• The task:
Repeat exactly each line of the data provided below.

[Entries taken from a collection]
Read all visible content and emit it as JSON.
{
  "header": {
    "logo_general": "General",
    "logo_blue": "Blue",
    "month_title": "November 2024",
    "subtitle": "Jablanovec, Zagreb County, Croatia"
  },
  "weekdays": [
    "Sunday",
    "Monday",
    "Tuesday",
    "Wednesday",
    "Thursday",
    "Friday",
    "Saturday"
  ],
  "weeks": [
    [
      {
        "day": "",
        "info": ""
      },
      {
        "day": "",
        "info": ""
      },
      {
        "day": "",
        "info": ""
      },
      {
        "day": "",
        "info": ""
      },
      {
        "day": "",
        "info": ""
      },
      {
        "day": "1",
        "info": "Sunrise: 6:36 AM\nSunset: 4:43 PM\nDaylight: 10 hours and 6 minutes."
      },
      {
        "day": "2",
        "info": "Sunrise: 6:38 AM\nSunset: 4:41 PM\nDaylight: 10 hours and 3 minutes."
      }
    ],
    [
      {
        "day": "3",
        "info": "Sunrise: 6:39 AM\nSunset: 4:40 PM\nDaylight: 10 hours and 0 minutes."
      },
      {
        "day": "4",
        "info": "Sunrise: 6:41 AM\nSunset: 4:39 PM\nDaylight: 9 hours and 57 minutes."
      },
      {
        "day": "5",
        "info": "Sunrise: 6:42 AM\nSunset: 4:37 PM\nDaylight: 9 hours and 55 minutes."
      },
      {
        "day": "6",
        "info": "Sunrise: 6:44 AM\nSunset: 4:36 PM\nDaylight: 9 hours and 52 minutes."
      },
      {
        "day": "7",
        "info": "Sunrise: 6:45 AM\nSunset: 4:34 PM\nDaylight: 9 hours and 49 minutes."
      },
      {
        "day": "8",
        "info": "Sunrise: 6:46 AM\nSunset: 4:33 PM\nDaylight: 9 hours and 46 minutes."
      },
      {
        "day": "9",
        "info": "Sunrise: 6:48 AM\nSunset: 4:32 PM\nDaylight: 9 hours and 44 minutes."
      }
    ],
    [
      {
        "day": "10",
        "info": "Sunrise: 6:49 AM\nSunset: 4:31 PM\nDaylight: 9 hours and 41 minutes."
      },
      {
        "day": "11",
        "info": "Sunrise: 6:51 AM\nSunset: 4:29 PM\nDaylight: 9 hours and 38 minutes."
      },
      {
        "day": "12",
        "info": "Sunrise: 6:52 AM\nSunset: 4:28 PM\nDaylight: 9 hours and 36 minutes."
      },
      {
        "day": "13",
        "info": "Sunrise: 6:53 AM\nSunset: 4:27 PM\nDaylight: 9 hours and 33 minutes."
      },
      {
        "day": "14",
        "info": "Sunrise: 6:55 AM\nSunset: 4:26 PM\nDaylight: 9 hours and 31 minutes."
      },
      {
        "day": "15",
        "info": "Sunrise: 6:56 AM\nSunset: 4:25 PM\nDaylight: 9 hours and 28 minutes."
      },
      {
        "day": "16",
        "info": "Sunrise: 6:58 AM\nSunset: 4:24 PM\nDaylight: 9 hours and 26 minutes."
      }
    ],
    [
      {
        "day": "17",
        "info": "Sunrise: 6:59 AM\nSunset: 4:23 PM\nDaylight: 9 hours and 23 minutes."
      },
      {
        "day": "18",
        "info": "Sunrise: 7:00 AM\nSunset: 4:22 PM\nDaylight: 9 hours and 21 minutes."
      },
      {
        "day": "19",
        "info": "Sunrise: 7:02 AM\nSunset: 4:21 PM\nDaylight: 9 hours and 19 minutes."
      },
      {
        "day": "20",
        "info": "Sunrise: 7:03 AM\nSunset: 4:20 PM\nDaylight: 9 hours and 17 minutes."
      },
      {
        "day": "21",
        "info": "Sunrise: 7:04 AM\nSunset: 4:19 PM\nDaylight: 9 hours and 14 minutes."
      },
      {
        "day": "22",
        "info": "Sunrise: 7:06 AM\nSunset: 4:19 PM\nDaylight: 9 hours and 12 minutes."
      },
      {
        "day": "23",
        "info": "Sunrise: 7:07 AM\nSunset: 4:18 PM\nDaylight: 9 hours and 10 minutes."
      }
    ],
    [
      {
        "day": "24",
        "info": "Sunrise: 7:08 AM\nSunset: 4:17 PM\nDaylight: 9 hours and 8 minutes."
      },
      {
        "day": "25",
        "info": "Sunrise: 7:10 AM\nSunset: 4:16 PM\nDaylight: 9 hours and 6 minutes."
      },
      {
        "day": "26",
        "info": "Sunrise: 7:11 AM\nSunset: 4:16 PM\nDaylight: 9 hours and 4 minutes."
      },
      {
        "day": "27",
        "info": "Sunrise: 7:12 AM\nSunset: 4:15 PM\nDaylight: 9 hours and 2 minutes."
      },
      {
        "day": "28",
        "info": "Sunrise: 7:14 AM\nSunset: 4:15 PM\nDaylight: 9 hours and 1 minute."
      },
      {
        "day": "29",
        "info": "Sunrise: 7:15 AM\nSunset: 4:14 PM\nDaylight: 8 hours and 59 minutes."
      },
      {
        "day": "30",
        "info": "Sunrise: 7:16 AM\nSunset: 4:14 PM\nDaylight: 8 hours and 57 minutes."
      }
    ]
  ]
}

• Exercise solution:
Read all visible content and emit it as JSON.
{
  "header": {
    "logo_general": "General",
    "logo_blue": "Blue",
    "month_title": "November 2024",
    "subtitle": "Jablanovec, Zagreb County, Croatia"
  },
  "weekdays": [
    "Sunday",
    "Monday",
    "Tuesday",
    "Wednesday",
    "Thursday",
    "Friday",
    "Saturday"
  ],
  "weeks": [
    [
      {
        "day": "",
        "info": ""
      },
      {
        "day": "",
        "info": ""
      },
      {
        "day": "",
        "info": ""
      },
      {
        "day": "",
        "info": ""
      },
      {
        "day": "",
        "info": ""
      },
      {
        "day": "1",
        "info": "Sunrise: 6:36 AM\nSunset: 4:43 PM\nDaylight: 10 hours and 6 minutes."
      },
      {
        "day": "2",
        "info": "Sunrise: 6:38 AM\nSunset: 4:41 PM\nDaylight: 10 hours and 3 minutes."
      }
    ],
    [
      {
        "day": "3",
        "info": "Sunrise: 6:39 AM\nSunset: 4:40 PM\nDaylight: 10 hours and 0 minutes."
      },
      {
        "day": "4",
        "info": "Sunrise: 6:41 AM\nSunset: 4:39 PM\nDaylight: 9 hours and 57 minutes."
      },
      {
        "day": "5",
        "info": "Sunrise: 6:42 AM\nSunset: 4:37 PM\nDaylight: 9 hours and 55 minutes."
      },
      {
        "day": "6",
        "info": "Sunrise: 6:44 AM\nSunset: 4:36 PM\nDaylight: 9 hours and 52 minutes."
      },
      {
        "day": "7",
        "info": "Sunrise: 6:45 AM\nSunset: 4:34 PM\nDaylight: 9 hours and 49 minutes."
      },
      {
        "day": "8",
        "info": "Sunrise: 6:46 AM\nSunset: 4:33 PM\nDaylight: 9 hours and 46 minutes."
      },
      {
        "day": "9",
        "info": "Sunrise: 6:48 AM\nSunset: 4:32 PM\nDaylight: 9 hours and 44 minutes."
      }
    ],
    [
      {
        "day": "10",
        "info": "Sunrise: 6:49 AM\nSunset: 4:31 PM\nDaylight: 9 hours and 41 minutes."
      },
      {
        "day": "11",
        "info": "Sunrise: 6:51 AM\nSunset: 4:29 PM\nDaylight: 9 hours and 38 minutes."
      },
      {
        "day": "12",
        "info": "Sunrise: 6:52 AM\nSunset: 4:28 PM\nDaylight: 9 hours and 36 minutes."
      },
      {
        "day": "13",
        "info": "Sunrise: 6:53 AM\nSunset: 4:27 PM\nDaylight: 9 hours and 33 minutes."
      },
      {
        "day": "14",
        "info": "Sunrise: 6:55 AM\nSunset: 4:26 PM\nDaylight: 9 hours and 31 minutes."
      },
      {
        "day": "15",
        "info": "Sunrise: 6:56 AM\nSunset: 4:25 PM\nDaylight: 9 hours and 28 minutes."
      },
      {
        "day": "16",
        "info": "Sunrise: 6:58 AM\nSunset: 4:24 PM\nDaylight: 9 hours and 26 minutes."
      }
    ],
    [
      {
        "day": "17",
        "info": "Sunrise: 6:59 AM\nSunset: 4:23 PM\nDaylight: 9 hours and 23 minutes."
      },
      {
        "day": "18",
        "info": "Sunrise: 7:00 AM\nSunset: 4:22 PM\nDaylight: 9 hours and 21 minutes."
      },
      {
        "day": "19",
        "info": "Sunrise: 7:02 AM\nSunset: 4:21 PM\nDaylight: 9 hours and 19 minutes."
      },
      {
        "day": "20",
        "info": "Sunrise: 7:03 AM\nSunset: 4:20 PM\nDaylight: 9 hours and 17 minutes."
      },
      {
        "day": "21",
        "info": "Sunrise: 7:04 AM\nSunset: 4:19 PM\nDaylight: 9 hours and 14 minutes."
      },
      {
        "day": "22",
        "info": "Sunrise: 7:06 AM\nSunset: 4:19 PM\nDaylight: 9 hours and 12 minutes."
      },
      {
        "day": "23",
        "info": "Sunrise: 7:07 AM\nSunset: 4:18 PM\nDaylight: 9 hours and 10 minutes."
      }
    ],
    [
      {
        "day": "24",
        "info": "Sunrise: 7:08 AM\nSunset: 4:17 PM\nDaylight: 9 hours and 8 minutes."
      },
      {
        "day": "25",
        "info": "Sunrise: 7:10 AM\nSunset: 4:16 PM\nDaylight: 9 hours and 6 minutes."
      },
      {
        "day": "26",
        "info": "Sunrise: 7:11 AM\nSunset: 4:16 PM\nDaylight: 9 hours and 4 minutes."
      },
      {
        "day": "27",
        "info": "Sunrise: 7:12 AM\nSunset: 4:15 PM\nDaylight: 9 hours and 2 minutes."
      },
      {
        "day": "28",
        "info": "Sunrise: 7:14 AM\nSunset: 4:15 PM\nDaylight: 9 hours and 1 minute."
      },
      {
        "day": "29",
        "info": "Sunrise: 7:15 AM\nSunset: 4:14 PM\nDaylight: 8 hours and 59 minutes."
      },
      {
        "day": "30",
        "info": "Sunrise: 7:16 AM\nSunset: 4:14 PM\nDaylight: 8 hours and 57 minutes."
      }
    ]
  ]
}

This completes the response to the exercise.